School bus traversing the snow.
User Kristin Andrus

The latest inspections by the Michigan State Police have cataloged problems in the state's school bus fleet.

And according to Francis Donnelley of the Detroit News "small, rural school districts were experiencing the most problems with their buses during the 2013-14 school year."

According to the "School Bus Inspection Results for School Year 2014" issued by the Michigan State Police, 1,739 buses out of the 16,984 in the state's fleet failed inspection.

Some counties had worse records than others. 

  • In Mason County Central, 13 of 18 buses failed inspection.
  • In Ubly Community Schools in the Michigan Thumb, 9 of 12 failed.
  • In Vestaburg Community Schools in central Michigan, 9 of 9 buses failed.

Inspected buses were given a rating of "Red", "Yellow" or "Pass". As defined by the Michigan State Police:

The "RED" column indicates that during the inspection procedure, these buses were found to be in an unsafe condition. Michigan law requires the repair of all red tag items before placing that bus back into passenger service. The "YELLOW" column indicates the number of school buses found in an unsatisfactory condition, but are safe for operation. These school buses by law must be repaired within 60 days of the original inspection date. The "PASS" column indicates the total number of school buses that are considered to be in satisfactory condition.

Statewide, the number of buses that did not receive a "Pass" rating rose from 7.6% in 2011-12 to 9.5% in 2012-13 and 10.2% in 2013-14, according to the News.

A state police official discounted the increases, however, saying the failure rate rises and falls indiscriminately as school districts replenish their fleets.

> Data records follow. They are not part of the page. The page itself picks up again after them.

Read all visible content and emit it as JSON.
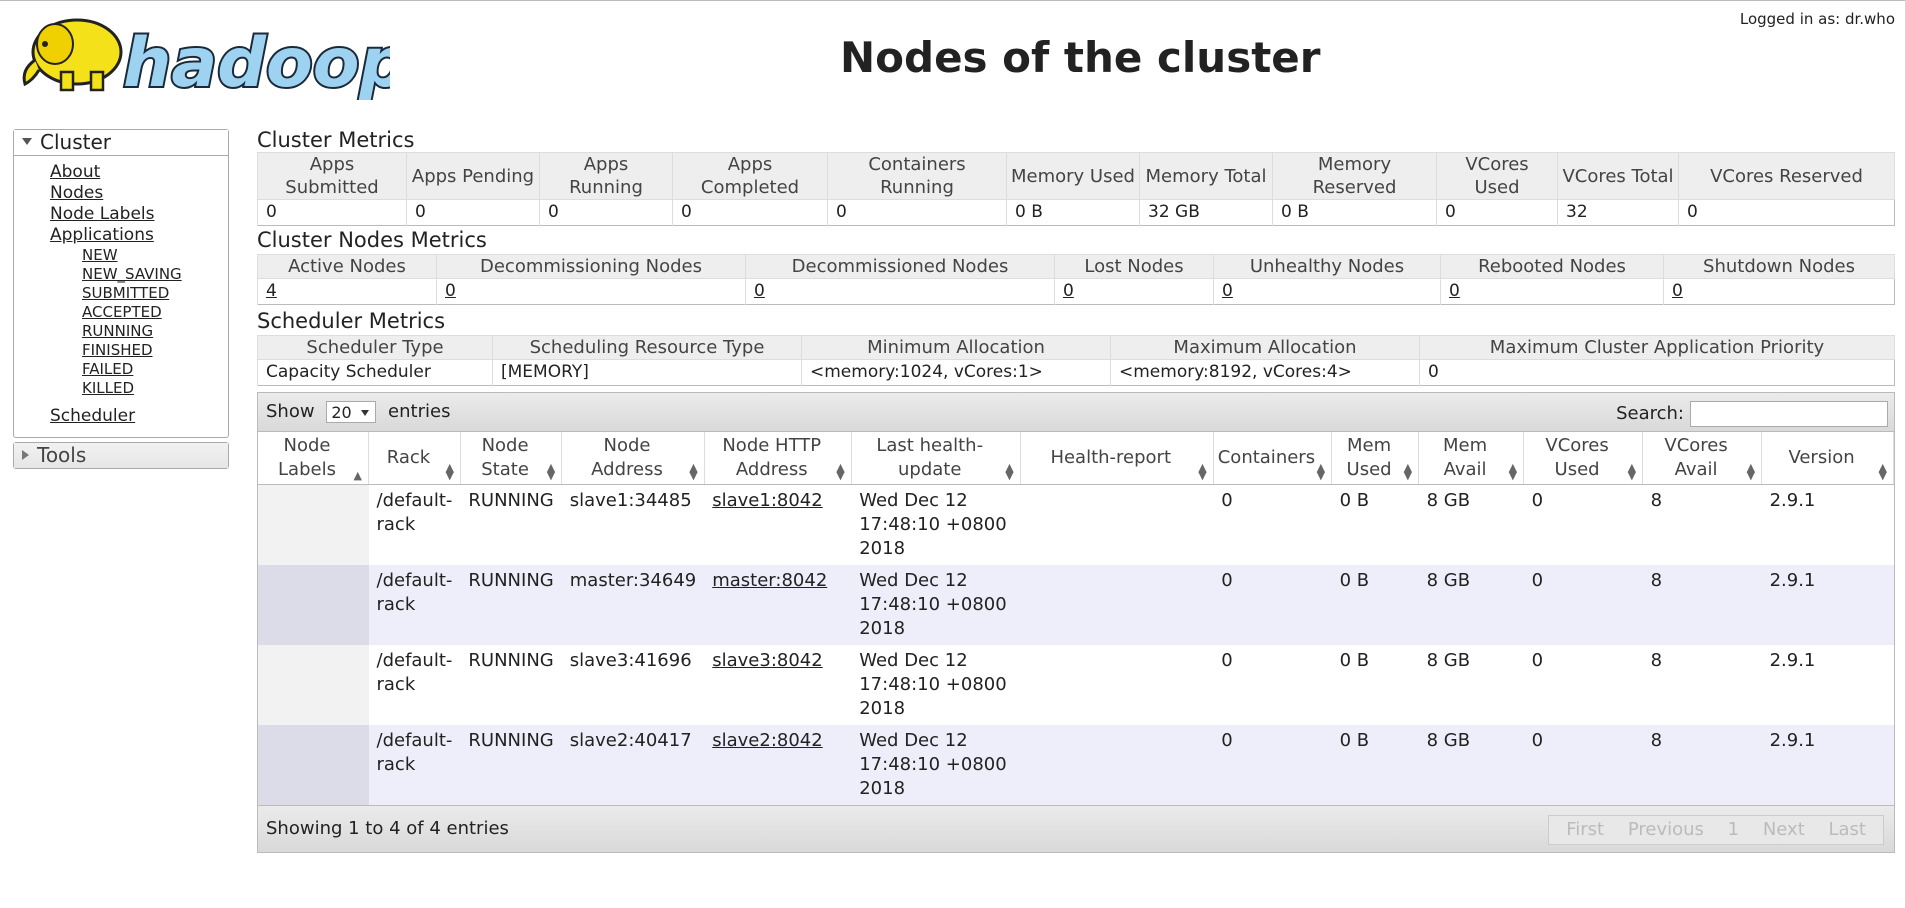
{
  "header": {
    "logo_text": "hadoop",
    "logged_in": "Logged in as: dr.who",
    "title": "Nodes of the cluster"
  },
  "sidebar": {
    "cluster_label": "Cluster",
    "cluster_links": [
      "About",
      "Nodes",
      "Node Labels",
      "Applications"
    ],
    "app_states": [
      "NEW",
      "NEW_SAVING",
      "SUBMITTED",
      "ACCEPTED",
      "RUNNING",
      "FINISHED",
      "FAILED",
      "KILLED"
    ],
    "scheduler": "Scheduler",
    "tools_label": "Tools"
  },
  "cluster_metrics": {
    "title": "Cluster Metrics",
    "headers": [
      "Apps Submitted",
      "Apps Pending",
      "Apps Running",
      "Apps Completed",
      "Containers Running",
      "Memory Used",
      "Memory Total",
      "Memory Reserved",
      "VCores Used",
      "VCores Total",
      "VCores Reserved"
    ],
    "values": [
      "0",
      "0",
      "0",
      "0",
      "0",
      "0 B",
      "32 GB",
      "0 B",
      "0",
      "32",
      "0"
    ]
  },
  "node_metrics": {
    "title": "Cluster Nodes Metrics",
    "headers": [
      "Active Nodes",
      "Decommissioning Nodes",
      "Decommissioned Nodes",
      "Lost Nodes",
      "Unhealthy Nodes",
      "Rebooted Nodes",
      "Shutdown Nodes"
    ],
    "values": [
      "4",
      "0",
      "0",
      "0",
      "0",
      "0",
      "0"
    ]
  },
  "scheduler_metrics": {
    "title": "Scheduler Metrics",
    "headers": [
      "Scheduler Type",
      "Scheduling Resource Type",
      "Minimum Allocation",
      "Maximum Allocation",
      "Maximum Cluster Application Priority"
    ],
    "values": [
      "Capacity Scheduler",
      "[MEMORY]",
      "<memory:1024, vCores:1>",
      "<memory:8192, vCores:4>",
      "0"
    ]
  },
  "nodes_table": {
    "show_label": "Show",
    "entries_value": "20",
    "entries_label": "entries",
    "search_label": "Search:",
    "search_value": "",
    "columns": [
      "Node Labels",
      "Rack",
      "Node State",
      "Node Address",
      "Node HTTP Address",
      "Last health-update",
      "Health-report",
      "Containers",
      "Mem Used",
      "Mem Avail",
      "VCores Used",
      "VCores Avail",
      "Version"
    ],
    "rows": [
      [
        "",
        "/default-rack",
        "RUNNING",
        "slave1:34485",
        "slave1:8042",
        "Wed Dec 12 17:48:10 +0800 2018",
        "",
        "0",
        "0 B",
        "8 GB",
        "0",
        "8",
        "2.9.1"
      ],
      [
        "",
        "/default-rack",
        "RUNNING",
        "master:34649",
        "master:8042",
        "Wed Dec 12 17:48:10 +0800 2018",
        "",
        "0",
        "0 B",
        "8 GB",
        "0",
        "8",
        "2.9.1"
      ],
      [
        "",
        "/default-rack",
        "RUNNING",
        "slave3:41696",
        "slave3:8042",
        "Wed Dec 12 17:48:10 +0800 2018",
        "",
        "0",
        "0 B",
        "8 GB",
        "0",
        "8",
        "2.9.1"
      ],
      [
        "",
        "/default-rack",
        "RUNNING",
        "slave2:40417",
        "slave2:8042",
        "Wed Dec 12 17:48:10 +0800 2018",
        "",
        "0",
        "0 B",
        "8 GB",
        "0",
        "8",
        "2.9.1"
      ]
    ],
    "info": "Showing 1 to 4 of 4 entries",
    "paging": [
      "First",
      "Previous",
      "1",
      "Next",
      "Last"
    ]
  }
}
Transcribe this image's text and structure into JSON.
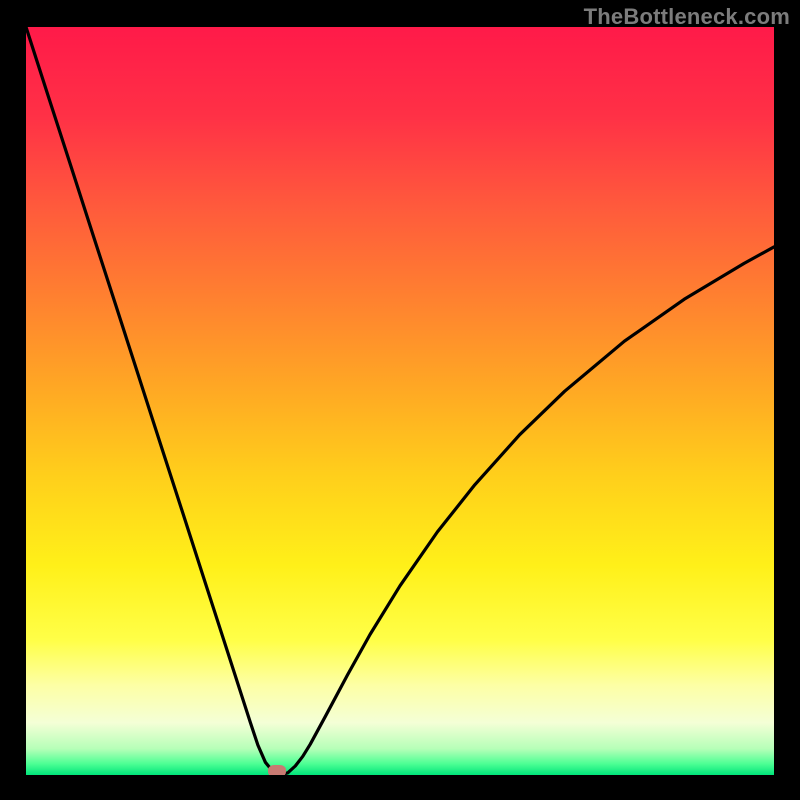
{
  "watermark": "TheBottleneck.com",
  "colors": {
    "background": "#000000",
    "marker": "#c87a72",
    "curve": "#000000",
    "gradient_stops": [
      {
        "offset": 0.0,
        "color": "#ff1a49"
      },
      {
        "offset": 0.12,
        "color": "#ff3146"
      },
      {
        "offset": 0.24,
        "color": "#ff5a3c"
      },
      {
        "offset": 0.36,
        "color": "#ff8030"
      },
      {
        "offset": 0.48,
        "color": "#ffa724"
      },
      {
        "offset": 0.6,
        "color": "#ffcf1b"
      },
      {
        "offset": 0.72,
        "color": "#fff019"
      },
      {
        "offset": 0.82,
        "color": "#ffff48"
      },
      {
        "offset": 0.88,
        "color": "#fdffa5"
      },
      {
        "offset": 0.93,
        "color": "#f4ffd6"
      },
      {
        "offset": 0.965,
        "color": "#b6ffb8"
      },
      {
        "offset": 0.985,
        "color": "#4dff94"
      },
      {
        "offset": 1.0,
        "color": "#00e47a"
      }
    ]
  },
  "chart_data": {
    "type": "line",
    "title": "",
    "xlabel": "",
    "ylabel": "",
    "xlim": [
      0,
      100
    ],
    "ylim": [
      0,
      100
    ],
    "x": [
      0,
      3,
      6,
      9,
      12,
      15,
      18,
      21,
      24,
      27,
      30,
      31,
      32,
      33,
      34,
      35,
      36,
      37,
      38,
      40,
      43,
      46,
      50,
      55,
      60,
      66,
      72,
      80,
      88,
      96,
      100
    ],
    "values": [
      100,
      90.7,
      81.4,
      72.1,
      62.8,
      53.5,
      44.2,
      34.9,
      25.6,
      16.3,
      7.0,
      4.0,
      1.7,
      0.5,
      0.0,
      0.3,
      1.2,
      2.5,
      4.1,
      7.8,
      13.4,
      18.8,
      25.3,
      32.5,
      38.8,
      45.5,
      51.3,
      58.0,
      63.6,
      68.4,
      70.6
    ],
    "marker": {
      "x": 33.5,
      "y": 0
    },
    "grid": false,
    "legend": false,
    "annotations": []
  }
}
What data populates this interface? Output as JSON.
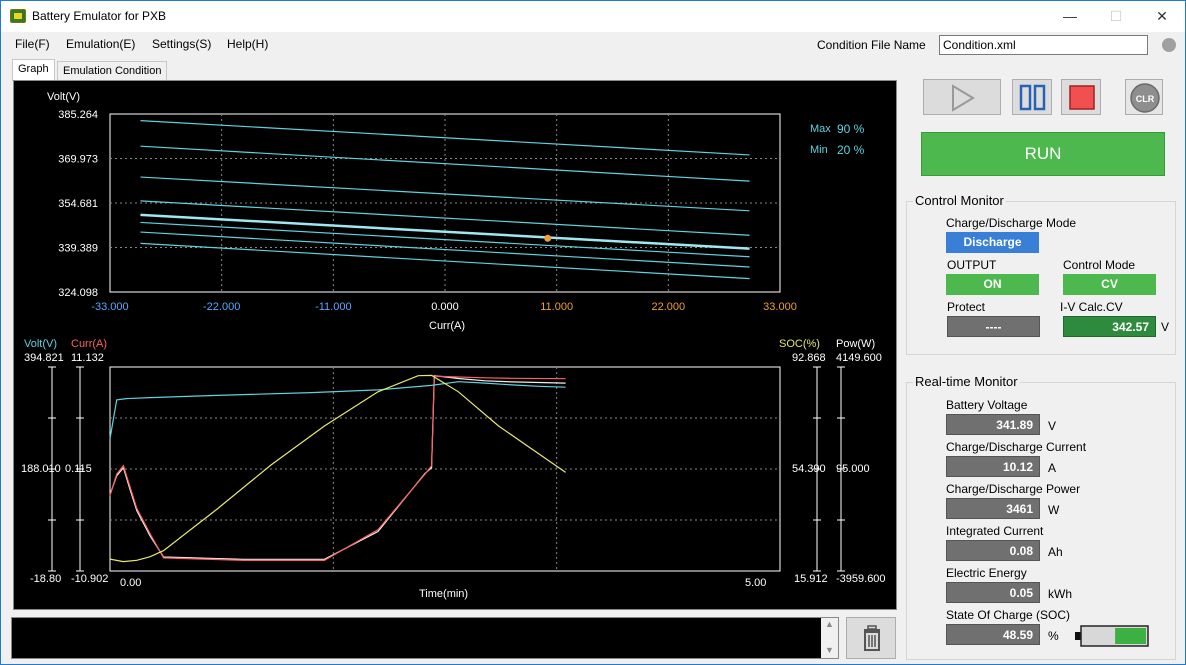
{
  "window": {
    "title": "Battery Emulator for PXB",
    "minimize": "—",
    "maximize": "☐",
    "close": "✕"
  },
  "menu": [
    {
      "label": "File(F)"
    },
    {
      "label": "Emulation(E)"
    },
    {
      "label": "Settings(S)"
    },
    {
      "label": "Help(H)"
    }
  ],
  "condition_file": {
    "label": "Condition File Name",
    "value": "Condition.xml"
  },
  "tabs": [
    {
      "label": "Graph",
      "active": true
    },
    {
      "label": "Emulation Condition",
      "active": false
    }
  ],
  "controls": {
    "run_label": "RUN",
    "clear_label": "CLR"
  },
  "control_monitor": {
    "title": "Control Monitor",
    "mode_label": "Charge/Discharge Mode",
    "mode_value": "Discharge",
    "output_label": "OUTPUT",
    "output_value": "ON",
    "control_mode_label": "Control Mode",
    "control_mode_value": "CV",
    "protect_label": "Protect",
    "protect_value": "----",
    "iv_label": "I-V Calc.CV",
    "iv_value": "342.57",
    "iv_unit": "V"
  },
  "realtime_monitor": {
    "title": "Real-time Monitor",
    "items": [
      {
        "label": "Battery Voltage",
        "value": "341.89",
        "unit": "V"
      },
      {
        "label": "Charge/Discharge Current",
        "value": "10.12",
        "unit": "A"
      },
      {
        "label": "Charge/Discharge Power",
        "value": "3461",
        "unit": "W"
      },
      {
        "label": "Integrated Current",
        "value": "0.08",
        "unit": "Ah"
      },
      {
        "label": "Electric Energy",
        "value": "0.05",
        "unit": "kWh"
      },
      {
        "label": "State Of Charge (SOC)",
        "value": "48.59",
        "unit": "%"
      }
    ],
    "battery_level": 0.49
  },
  "colors": {
    "run": "#4db84d",
    "discharge": "#3a7fd6",
    "on": "#4db84d",
    "cv": "#4db84d",
    "iv": "#2e8b3e",
    "cyan": "#5fd3e0",
    "orange": "#f0a030"
  },
  "chart_data": [
    {
      "type": "line",
      "ylabel": "Volt(V)",
      "xlabel": "Curr(A)",
      "y_ticks": [
        "385.264",
        "369.973",
        "354.681",
        "339.389",
        "324.098"
      ],
      "x_ticks": [
        "-33.000",
        "-22.000",
        "-11.000",
        "0.000",
        "11.000",
        "22.000",
        "33.000"
      ],
      "xlim": [
        -33,
        33
      ],
      "ylim": [
        324.098,
        385.264
      ],
      "legend": {
        "max_label": "Max",
        "max_value": "90 %",
        "min_label": "Min",
        "min_value": "20 %"
      },
      "series": [
        {
          "x": [
            -30,
            30
          ],
          "y": [
            383.0,
            371.2
          ]
        },
        {
          "x": [
            -30,
            30
          ],
          "y": [
            374.2,
            362.2
          ]
        },
        {
          "x": [
            -30,
            30
          ],
          "y": [
            363.6,
            352.0
          ]
        },
        {
          "x": [
            -30,
            30
          ],
          "y": [
            355.4,
            343.6
          ]
        },
        {
          "x": [
            -30,
            30
          ],
          "y": [
            350.6,
            339.0
          ]
        },
        {
          "x": [
            -30,
            30
          ],
          "y": [
            348.0,
            336.2
          ]
        },
        {
          "x": [
            -30,
            30
          ],
          "y": [
            344.7,
            332.7
          ]
        },
        {
          "x": [
            -30,
            30
          ],
          "y": [
            340.8,
            328.7
          ]
        }
      ],
      "highlight_series": {
        "x": [
          -30,
          30
        ],
        "y": [
          350.6,
          339.0
        ]
      },
      "operating_point": {
        "x": 10.12,
        "y": 342.57
      }
    },
    {
      "type": "line",
      "xlabel": "Time(min)",
      "x_ticks": [
        "0.00",
        "5.00"
      ],
      "xlim": [
        0,
        5
      ],
      "axes": {
        "volt": {
          "label": "Volt(V)",
          "max": "394.821",
          "mid": "188.010",
          "min": "-18.80",
          "range": [
            -18.8,
            394.821
          ]
        },
        "curr": {
          "label": "Curr(A)",
          "max": "11.132",
          "mid": "0.115",
          "min": "-10.902",
          "range": [
            -10.902,
            11.132
          ]
        },
        "soc": {
          "label": "SOC(%)",
          "max": "92.868",
          "mid": "54.390",
          "min": "15.912",
          "range": [
            15.912,
            92.868
          ]
        },
        "pow": {
          "label": "Pow(W)",
          "max": "4149.600",
          "mid": "95.000",
          "min": "-3959.600",
          "range": [
            -3959.6,
            4149.6
          ]
        }
      },
      "series": [
        {
          "name": "Volt(V)",
          "axis": "volt",
          "color": "#5fd3e0",
          "x": [
            0,
            0.05,
            0.12,
            0.3,
            0.8,
            1.5,
            2.0,
            2.4,
            2.6,
            2.8,
            3.0,
            3.2,
            3.4
          ],
          "y": [
            255,
            340,
            343,
            345,
            350,
            356,
            362,
            372,
            380,
            377,
            373,
            370,
            368
          ]
        },
        {
          "name": "Curr(A)",
          "axis": "curr",
          "color": "#ff6060",
          "x": [
            0,
            0.05,
            0.1,
            0.15,
            0.2,
            0.3,
            0.4,
            1.0,
            1.6,
            2.0,
            2.35,
            2.4,
            2.42,
            2.6,
            2.8,
            3.0,
            3.4
          ],
          "y": [
            -3.0,
            -0.5,
            0.5,
            -2.0,
            -4.5,
            -7.5,
            -10.3,
            -10.6,
            -10.6,
            -7.0,
            -0.5,
            0.5,
            11.0,
            10.9,
            10.8,
            10.75,
            10.7
          ]
        },
        {
          "name": "SOC(%)",
          "axis": "soc",
          "color": "#e8e870",
          "x": [
            0,
            0.1,
            0.2,
            0.3,
            0.4,
            0.8,
            1.2,
            1.6,
            2.0,
            2.3,
            2.4,
            2.6,
            2.9,
            3.4
          ],
          "y": [
            17.5,
            16.5,
            17.0,
            18.5,
            21.0,
            38.0,
            56.0,
            72.0,
            86.0,
            92.6,
            92.7,
            86.0,
            72.0,
            53.0
          ]
        },
        {
          "name": "Pow(W)",
          "axis": "pow",
          "color": "#f0f0f0",
          "x": [
            0,
            0.05,
            0.1,
            0.15,
            0.2,
            0.3,
            0.4,
            1.0,
            1.6,
            2.0,
            2.35,
            2.4,
            2.42,
            2.6,
            2.8,
            3.0,
            3.4
          ],
          "y": [
            -1000,
            -200,
            150,
            -800,
            -1700,
            -2800,
            -3700,
            -3800,
            -3800,
            -2600,
            -100,
            150,
            4120,
            4000,
            3900,
            3850,
            3800
          ]
        }
      ]
    }
  ]
}
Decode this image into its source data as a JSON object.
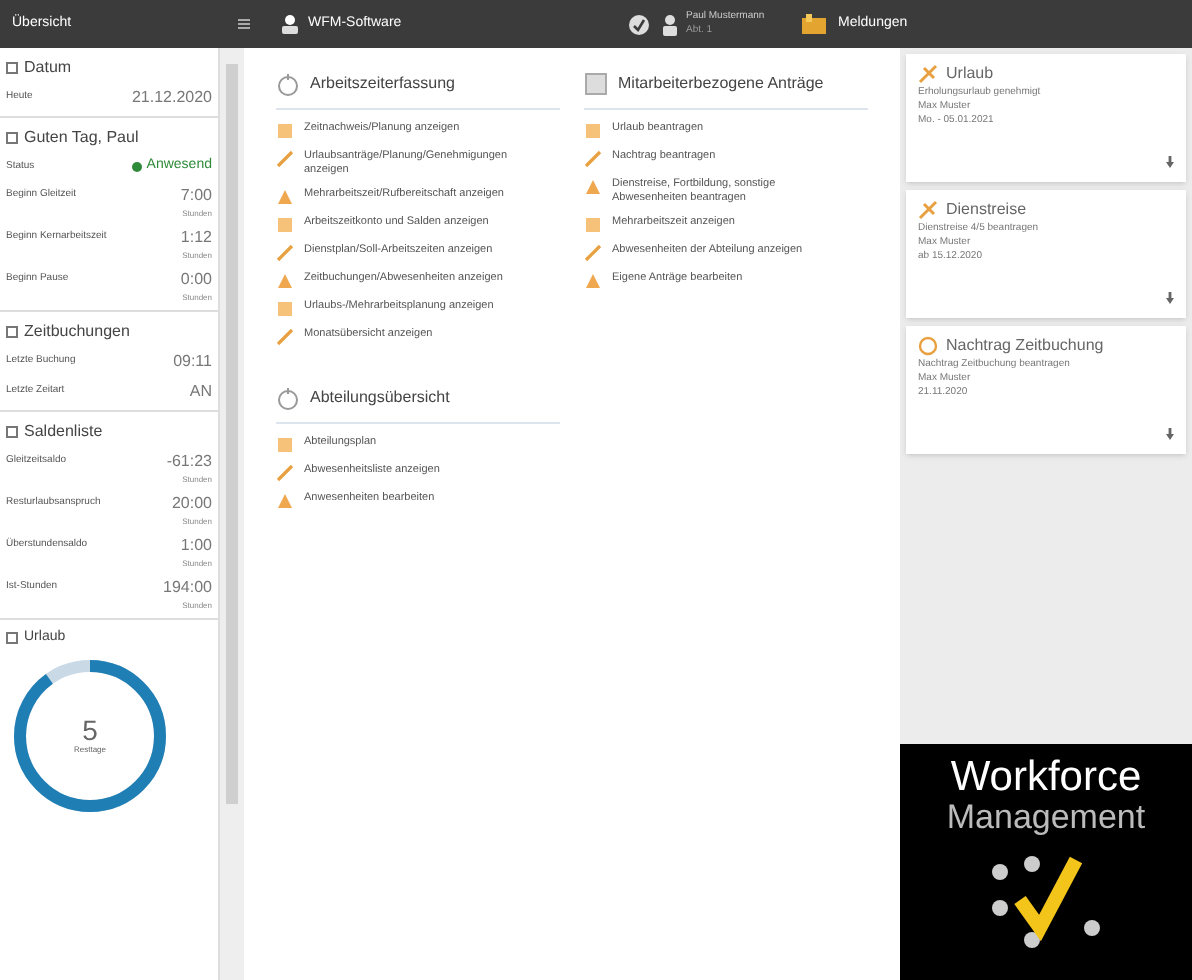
{
  "top_bar": {
    "left_title": "Übersicht",
    "app_title": "WFM-Software",
    "user_name": "Paul Mustermann",
    "user_sub": "Abt. 1",
    "messages_title": "Meldungen"
  },
  "left_panel": {
    "sections": [
      {
        "title": "Datum",
        "rows": [
          {
            "label": "Heute",
            "value": "21.12.2020"
          }
        ]
      },
      {
        "title": "Guten Tag, Paul",
        "rows": [
          {
            "label": "Status",
            "value": "Anwesend",
            "kind": "status",
            "color": "#2e8b3a"
          },
          {
            "label": "Beginn Gleitzeit",
            "value": "7:00",
            "unit": "Stunden"
          },
          {
            "label": "Beginn Kernarbeitszeit",
            "value": "1:12",
            "unit": "Stunden"
          },
          {
            "label": "Beginn Pause",
            "value": "0:00",
            "unit": "Stunden"
          }
        ]
      },
      {
        "title": "Zeitbuchungen",
        "rows": [
          {
            "label": "Letzte Buchung",
            "value": "09:11"
          },
          {
            "label": "Letzte Zeitart",
            "value": "AN"
          }
        ]
      },
      {
        "title": "Saldenliste",
        "rows": [
          {
            "label": "Gleitzeitsaldo",
            "value": "-61:23",
            "unit": "Stunden"
          },
          {
            "label": "Resturlaubsanspruch",
            "value": "20:00",
            "unit": "Stunden"
          },
          {
            "label": "Überstundensaldo",
            "value": "1:00",
            "unit": "Stunden"
          },
          {
            "label": "Ist-Stunden",
            "value": "194:00",
            "unit": "Stunden"
          }
        ]
      }
    ],
    "vacation": {
      "title": "Urlaub",
      "value": "5",
      "caption": "Resttage",
      "level": 0.9
    }
  },
  "main": {
    "columns": [
      [
        {
          "title": "Arbeitszeiterfassung",
          "items": [
            "Zeitnachweis/Planung anzeigen",
            "Urlaubsanträge/Planung/Genehmigungen anzeigen",
            "Mehrarbeitszeit/Rufbereitschaft anzeigen",
            "Arbeitszeitkonto und Salden anzeigen",
            "Dienstplan/Soll-Arbeitszeiten anzeigen",
            "Zeitbuchungen/Abwesenheiten anzeigen",
            "Urlaubs-/Mehrarbeitsplanung anzeigen",
            "Monatsübersicht anzeigen"
          ]
        },
        {
          "title": "Abteilungsübersicht",
          "items": [
            "Abteilungsplan",
            "Abwesenheitsliste anzeigen",
            "Anwesenheiten bearbeiten"
          ]
        }
      ],
      [
        {
          "title": "Mitarbeiterbezogene Anträge",
          "items": [
            "Urlaub beantragen",
            "Nachtrag beantragen",
            "Dienstreise, Fortbildung, sonstige Abwesenheiten beantragen",
            "Mehrarbeitszeit anzeigen",
            "Abwesenheiten der Abteilung anzeigen",
            "Eigene Anträge bearbeiten"
          ]
        }
      ]
    ]
  },
  "messages": [
    {
      "kind": "vacation",
      "title": "Urlaub",
      "lines": [
        "Erholungsurlaub genehmigt",
        "Max Muster",
        "Mo. - 05.01.2021"
      ]
    },
    {
      "kind": "trip",
      "title": "Dienstreise",
      "lines": [
        "Dienstreise 4/5 beantragen",
        "Max Muster",
        "ab 15.12.2020"
      ]
    },
    {
      "kind": "booking",
      "title": "Nachtrag Zeitbuchung",
      "lines": [
        "Nachtrag Zeitbuchung beantragen",
        "Max Muster",
        "21.11.2020"
      ]
    }
  ],
  "logo": {
    "line1": "Workforce",
    "line2": "Management"
  }
}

Randy Coplin, the assistant commander of the commercial vehicle enforcement division, says "the trend is cyclic."

Coplin notes that possible reasons for the difference between urban and rural districts, besides the age of buses, could be a school system's budget, and the quality of roads and mechanics.

- Ari Sandberg, Michigan Radio Newsroom